A stinging indictment of a Brooklyn-based home-health-care company in this week’s Village Voice shines a spotlight on its Jewish principal — and the two “wily operatives out of Williamsburg’s Orthodox Jewish community” who have apparently abetted his “routine looting of public resources.”
The “misnamed” Excellent Home Care Services “has been happily pillaging state coffers for years without interference,” writes Voice investigative reporter Tom Robbins in the article, titled, “The Sick Looting of Home Health Care.” While the backstory gets complicated, Robbins lays out a byzantine account of how the company allegedly lied about its stated mission to serve special-needs patients — but continued to bill government programs like Medicaid and Medicare.
What role did the Orthodox fixers — Joseph Menczer and Joseph Goldberger — play in the Excellent adventure? They raised $500,000 for former New York governor George Pataki’s campaign, “the kind of support that cements deep friendships,” Robbins writes. “They quickly presented the new governor with a list of favors sought. One had to do with the business of supplying home care attendants for the elderly and infirm.”
At their urging, Pataki reversed a moratorium on home health care licenses issued by his predecessor, Mario Cuomo — as long as the new licenses served special-needs patients. Joseph Goldberger’s elderly father-in-law was a co-owner of Excellent, according to Robbins.
But Excellent’s mission to serve disabled New Yorkers was a “laugher,” Robbins writes. “In 2008, this needy group accounted for less than 5 percent of its patients; in 2009, just 3 percent.” Still, “earnings soared. Excellent reported $93.2 million in revenue, most of it via Medicaid, from 2007 to 2008. Gross profits were $23 million, with its two partners taking home $4 million apiece.” “This is how Excellent Home Care came to be,” Robbins writes. “And if its operators told a single word of truth about their actual intentions, it does not appear in any record.”
Excellent’s license is now up for review. Susan Regan, an attorney on the state’s review board who raised alarms about the company as far back as 1998, agreed with Robbins’ assessment of the company. “I think that was their intention from the beginning,” she said. “I want to revoke this license.
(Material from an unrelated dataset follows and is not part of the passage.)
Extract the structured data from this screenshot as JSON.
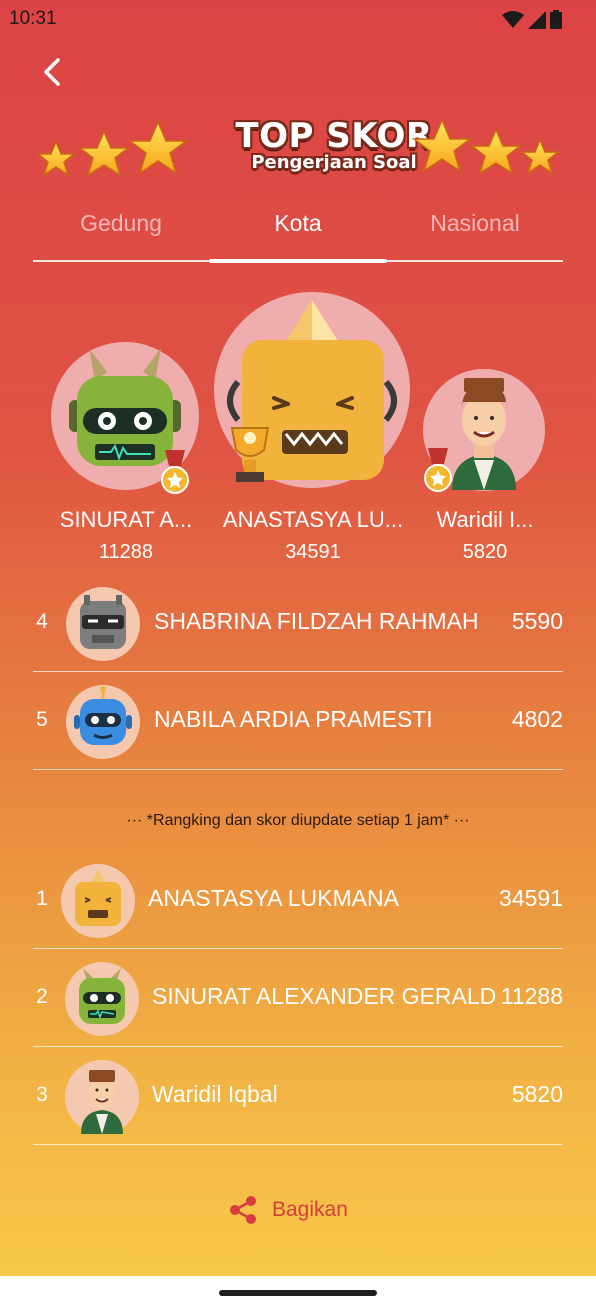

“I can’t think of a more extreme example,” Regan said. “It was essentially a fraud.”